Reproduce the records word for word, with nothing left out.

** Opening WORKING DATA block **

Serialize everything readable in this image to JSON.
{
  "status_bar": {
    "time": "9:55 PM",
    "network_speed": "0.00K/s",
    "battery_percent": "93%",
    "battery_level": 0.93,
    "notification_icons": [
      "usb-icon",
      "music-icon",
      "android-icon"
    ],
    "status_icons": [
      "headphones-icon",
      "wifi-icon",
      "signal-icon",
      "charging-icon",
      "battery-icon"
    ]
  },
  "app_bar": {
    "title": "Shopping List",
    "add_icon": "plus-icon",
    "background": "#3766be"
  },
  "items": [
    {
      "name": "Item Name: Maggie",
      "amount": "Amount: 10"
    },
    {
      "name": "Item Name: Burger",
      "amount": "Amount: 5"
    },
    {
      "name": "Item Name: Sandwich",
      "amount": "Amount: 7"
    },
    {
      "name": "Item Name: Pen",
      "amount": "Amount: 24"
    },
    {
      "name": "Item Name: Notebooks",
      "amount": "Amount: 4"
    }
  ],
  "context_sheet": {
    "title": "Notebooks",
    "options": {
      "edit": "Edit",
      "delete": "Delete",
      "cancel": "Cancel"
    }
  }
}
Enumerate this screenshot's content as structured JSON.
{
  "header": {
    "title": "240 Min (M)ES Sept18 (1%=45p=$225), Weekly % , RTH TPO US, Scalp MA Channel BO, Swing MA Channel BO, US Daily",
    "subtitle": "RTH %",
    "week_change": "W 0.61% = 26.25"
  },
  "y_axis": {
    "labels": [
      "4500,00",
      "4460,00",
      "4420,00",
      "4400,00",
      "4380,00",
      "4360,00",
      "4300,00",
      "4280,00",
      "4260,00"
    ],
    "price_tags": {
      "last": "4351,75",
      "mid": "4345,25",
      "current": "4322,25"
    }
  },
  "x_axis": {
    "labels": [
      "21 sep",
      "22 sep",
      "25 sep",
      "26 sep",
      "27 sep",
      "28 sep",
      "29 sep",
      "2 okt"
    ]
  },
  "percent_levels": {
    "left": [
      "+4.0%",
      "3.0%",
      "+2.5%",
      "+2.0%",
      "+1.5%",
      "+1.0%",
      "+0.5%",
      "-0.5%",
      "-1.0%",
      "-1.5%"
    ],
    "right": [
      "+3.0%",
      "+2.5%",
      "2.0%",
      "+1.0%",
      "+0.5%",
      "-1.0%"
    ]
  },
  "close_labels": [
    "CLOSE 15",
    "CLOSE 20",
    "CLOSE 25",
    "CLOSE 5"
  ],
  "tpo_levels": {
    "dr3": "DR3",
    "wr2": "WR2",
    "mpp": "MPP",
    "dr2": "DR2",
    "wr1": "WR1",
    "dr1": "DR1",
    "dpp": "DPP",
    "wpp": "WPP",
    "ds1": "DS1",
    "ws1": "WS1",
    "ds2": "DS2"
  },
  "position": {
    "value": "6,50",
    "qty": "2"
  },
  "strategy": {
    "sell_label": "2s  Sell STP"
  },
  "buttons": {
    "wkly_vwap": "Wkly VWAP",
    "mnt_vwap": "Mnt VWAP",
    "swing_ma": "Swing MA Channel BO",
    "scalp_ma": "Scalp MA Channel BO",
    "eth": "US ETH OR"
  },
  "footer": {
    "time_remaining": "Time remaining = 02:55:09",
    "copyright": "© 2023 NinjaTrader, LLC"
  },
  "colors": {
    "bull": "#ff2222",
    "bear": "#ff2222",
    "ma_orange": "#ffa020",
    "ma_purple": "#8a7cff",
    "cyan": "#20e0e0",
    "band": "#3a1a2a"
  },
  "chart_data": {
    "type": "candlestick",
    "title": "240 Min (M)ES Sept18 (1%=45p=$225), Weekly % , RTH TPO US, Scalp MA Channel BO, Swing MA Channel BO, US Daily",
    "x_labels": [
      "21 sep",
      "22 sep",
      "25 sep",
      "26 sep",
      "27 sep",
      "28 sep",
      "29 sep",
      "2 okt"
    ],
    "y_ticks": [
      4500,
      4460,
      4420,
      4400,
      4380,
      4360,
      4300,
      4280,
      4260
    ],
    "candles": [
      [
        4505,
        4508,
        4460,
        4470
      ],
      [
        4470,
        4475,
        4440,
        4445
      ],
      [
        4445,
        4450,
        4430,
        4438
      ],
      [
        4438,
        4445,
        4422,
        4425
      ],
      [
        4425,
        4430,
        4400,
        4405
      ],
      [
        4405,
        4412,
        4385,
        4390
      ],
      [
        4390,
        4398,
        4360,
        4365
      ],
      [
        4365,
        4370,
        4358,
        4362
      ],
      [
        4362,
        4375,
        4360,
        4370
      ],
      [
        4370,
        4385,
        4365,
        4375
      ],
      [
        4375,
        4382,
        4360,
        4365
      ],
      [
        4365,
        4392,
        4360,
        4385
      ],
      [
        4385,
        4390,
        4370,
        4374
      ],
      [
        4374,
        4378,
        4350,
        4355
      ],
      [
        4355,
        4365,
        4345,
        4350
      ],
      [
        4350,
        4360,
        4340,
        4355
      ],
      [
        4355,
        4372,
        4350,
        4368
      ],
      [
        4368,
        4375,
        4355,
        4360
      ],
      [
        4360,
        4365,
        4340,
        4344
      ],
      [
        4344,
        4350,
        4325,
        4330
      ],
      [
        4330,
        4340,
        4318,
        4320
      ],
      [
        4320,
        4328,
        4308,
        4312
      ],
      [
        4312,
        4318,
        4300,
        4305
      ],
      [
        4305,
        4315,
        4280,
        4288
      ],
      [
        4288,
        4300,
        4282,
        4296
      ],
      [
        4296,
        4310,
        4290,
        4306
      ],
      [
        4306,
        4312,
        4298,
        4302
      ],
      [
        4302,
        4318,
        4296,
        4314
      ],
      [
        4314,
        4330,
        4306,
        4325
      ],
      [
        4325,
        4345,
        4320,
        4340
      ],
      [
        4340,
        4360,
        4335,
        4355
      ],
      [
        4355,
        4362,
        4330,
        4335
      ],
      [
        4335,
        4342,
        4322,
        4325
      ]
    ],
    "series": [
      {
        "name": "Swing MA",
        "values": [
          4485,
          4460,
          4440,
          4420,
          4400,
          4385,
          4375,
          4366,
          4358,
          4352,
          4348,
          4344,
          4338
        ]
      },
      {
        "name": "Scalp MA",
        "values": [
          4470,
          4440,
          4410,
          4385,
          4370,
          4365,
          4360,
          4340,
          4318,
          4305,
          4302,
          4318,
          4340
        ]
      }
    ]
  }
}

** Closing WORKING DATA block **

RESPONSE.
Serialize everything readable in this image to JSON.
{
  "status_bar": {
    "time": "9:55 PM",
    "network_speed": "0.00K/s",
    "battery_percent": "93%",
    "battery_level": 0.93,
    "notification_icons": [
      "usb-icon",
      "music-icon",
      "android-icon"
    ],
    "status_icons": [
      "headphones-icon",
      "wifi-icon",
      "signal-icon",
      "charging-icon",
      "battery-icon"
    ]
  },
  "app_bar": {
    "title": "Shopping List",
    "add_icon": "plus-icon",
    "background": "#3766be"
  },
  "items": [
    {
      "name": "Item Name: Maggie",
      "amount": "Amount: 10"
    },
    {
      "name": "Item Name: Burger",
      "amount": "Amount: 5"
    },
    {
      "name": "Item Name: Sandwich",
      "amount": "Amount: 7"
    },
    {
      "name": "Item Name: Pen",
      "amount": "Amount: 24"
    },
    {
      "name": "Item Name: Notebooks",
      "amount": "Amount: 4"
    }
  ],
  "context_sheet": {
    "title": "Notebooks",
    "options": {
      "edit": "Edit",
      "delete": "Delete",
      "cancel": "Cancel"
    }
  }
}
Enumerate this screenshot's content as structured JSON.
{
  "header": {
    "title": "240 Min (M)ES Sept18 (1%=45p=$225), Weekly % , RTH TPO US, Scalp MA Channel BO, Swing MA Channel BO, US Daily",
    "subtitle": "RTH %",
    "week_change": "W 0.61% = 26.25"
  },
  "y_axis": {
    "labels": [
      "4500,00",
      "4460,00",
      "4420,00",
      "4400,00",
      "4380,00",
      "4360,00",
      "4300,00",
      "4280,00",
      "4260,00"
    ],
    "price_tags": {
      "last": "4351,75",
      "mid": "4345,25",
      "current": "4322,25"
    }
  },
  "x_axis": {
    "labels": [
      "21 sep",
      "22 sep",
      "25 sep",
      "26 sep",
      "27 sep",
      "28 sep",
      "29 sep",
      "2 okt"
    ]
  },
  "percent_levels": {
    "left": [
      "+4.0%",
      "3.0%",
      "+2.5%",
      "+2.0%",
      "+1.5%",
      "+1.0%",
      "+0.5%",
      "-0.5%",
      "-1.0%",
      "-1.5%"
    ],
    "right": [
      "+3.0%",
      "+2.5%",
      "2.0%",
      "+1.0%",
      "+0.5%",
      "-1.0%"
    ]
  },
  "close_labels": [
    "CLOSE 15",
    "CLOSE 20",
    "CLOSE 25",
    "CLOSE 5"
  ],
  "tpo_levels": {
    "dr3": "DR3",
    "wr2": "WR2",
    "mpp": "MPP",
    "dr2": "DR2",
    "wr1": "WR1",
    "dr1": "DR1",
    "dpp": "DPP",
    "wpp": "WPP",
    "ds1": "DS1",
    "ws1": "WS1",
    "ds2": "DS2"
  },
  "position": {
    "value": "6,50",
    "qty": "2"
  },
  "strategy": {
    "sell_label": "2s  Sell STP"
  },
  "buttons": {
    "wkly_vwap": "Wkly VWAP",
    "mnt_vwap": "Mnt VWAP",
    "swing_ma": "Swing MA Channel BO",
    "scalp_ma": "Scalp MA Channel BO",
    "eth": "US ETH OR"
  },
  "footer": {
    "time_remaining": "Time remaining = 02:55:09",
    "copyright": "© 2023 NinjaTrader, LLC"
  },
  "colors": {
    "bull": "#ff2222",
    "bear": "#ff2222",
    "ma_orange": "#ffa020",
    "ma_purple": "#8a7cff",
    "cyan": "#20e0e0",
    "band": "#3a1a2a"
  },
  "chart_data": {
    "type": "candlestick",
    "title": "240 Min (M)ES Sept18 (1%=45p=$225), Weekly % , RTH TPO US, Scalp MA Channel BO, Swing MA Channel BO, US Daily",
    "x_labels": [
      "21 sep",
      "22 sep",
      "25 sep",
      "26 sep",
      "27 sep",
      "28 sep",
      "29 sep",
      "2 okt"
    ],
    "y_ticks": [
      4500,
      4460,
      4420,
      4400,
      4380,
      4360,
      4300,
      4280,
      4260
    ],
    "candles": [
      [
        4505,
        4508,
        4460,
        4470
      ],
      [
        4470,
        4475,
        4440,
        4445
      ],
      [
        4445,
        4450,
        4430,
        4438
      ],
      [
        4438,
        4445,
        4422,
        4425
      ],
      [
        4425,
        4430,
        4400,
        4405
      ],
      [
        4405,
        4412,
        4385,
        4390
      ],
      [
        4390,
        4398,
        4360,
        4365
      ],
      [
        4365,
        4370,
        4358,
        4362
      ],
      [
        4362,
        4375,
        4360,
        4370
      ],
      [
        4370,
        4385,
        4365,
        4375
      ],
      [
        4375,
        4382,
        4360,
        4365
      ],
      [
        4365,
        4392,
        4360,
        4385
      ],
      [
        4385,
        4390,
        4370,
        4374
      ],
      [
        4374,
        4378,
        4350,
        4355
      ],
      [
        4355,
        4365,
        4345,
        4350
      ],
      [
        4350,
        4360,
        4340,
        4355
      ],
      [
        4355,
        4372,
        4350,
        4368
      ],
      [
        4368,
        4375,
        4355,
        4360
      ],
      [
        4360,
        4365,
        4340,
        4344
      ],
      [
        4344,
        4350,
        4325,
        4330
      ],
      [
        4330,
        4340,
        4318,
        4320
      ],
      [
        4320,
        4328,
        4308,
        4312
      ],
      [
        4312,
        4318,
        4300,
        4305
      ],
      [
        4305,
        4315,
        4280,
        4288
      ],
      [
        4288,
        4300,
        4282,
        4296
      ],
      [
        4296,
        4310,
        4290,
        4306
      ],
      [
        4306,
        4312,
        4298,
        4302
      ],
      [
        4302,
        4318,
        4296,
        4314
      ],
      [
        4314,
        4330,
        4306,
        4325
      ],
      [
        4325,
        4345,
        4320,
        4340
      ],
      [
        4340,
        4360,
        4335,
        4355
      ],
      [
        4355,
        4362,
        4330,
        4335
      ],
      [
        4335,
        4342,
        4322,
        4325
      ]
    ],
    "series": [
      {
        "name": "Swing MA",
        "values": [
          4485,
          4460,
          4440,
          4420,
          4400,
          4385,
          4375,
          4366,
          4358,
          4352,
          4348,
          4344,
          4338
        ]
      },
      {
        "name": "Scalp MA",
        "values": [
          4470,
          4440,
          4410,
          4385,
          4370,
          4365,
          4360,
          4340,
          4318,
          4305,
          4302,
          4318,
          4340
        ]
      }
    ]
  }
}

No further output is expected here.